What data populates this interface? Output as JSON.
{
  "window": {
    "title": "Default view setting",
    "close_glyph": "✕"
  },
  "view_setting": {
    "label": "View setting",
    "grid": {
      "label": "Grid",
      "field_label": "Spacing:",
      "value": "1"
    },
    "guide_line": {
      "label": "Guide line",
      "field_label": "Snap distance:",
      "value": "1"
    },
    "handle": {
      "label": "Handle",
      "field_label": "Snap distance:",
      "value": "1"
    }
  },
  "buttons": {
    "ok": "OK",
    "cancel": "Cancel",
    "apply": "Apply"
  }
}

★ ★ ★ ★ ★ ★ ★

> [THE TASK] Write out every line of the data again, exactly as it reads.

> [FINISHED TASK]
What data populates this interface? Output as JSON.
{
  "window": {
    "title": "Default view setting",
    "close_glyph": "✕"
  },
  "view_setting": {
    "label": "View setting",
    "grid": {
      "label": "Grid",
      "field_label": "Spacing:",
      "value": "1"
    },
    "guide_line": {
      "label": "Guide line",
      "field_label": "Snap distance:",
      "value": "1"
    },
    "handle": {
      "label": "Handle",
      "field_label": "Snap distance:",
      "value": "1"
    }
  },
  "buttons": {
    "ok": "OK",
    "cancel": "Cancel",
    "apply": "Apply"
  }
}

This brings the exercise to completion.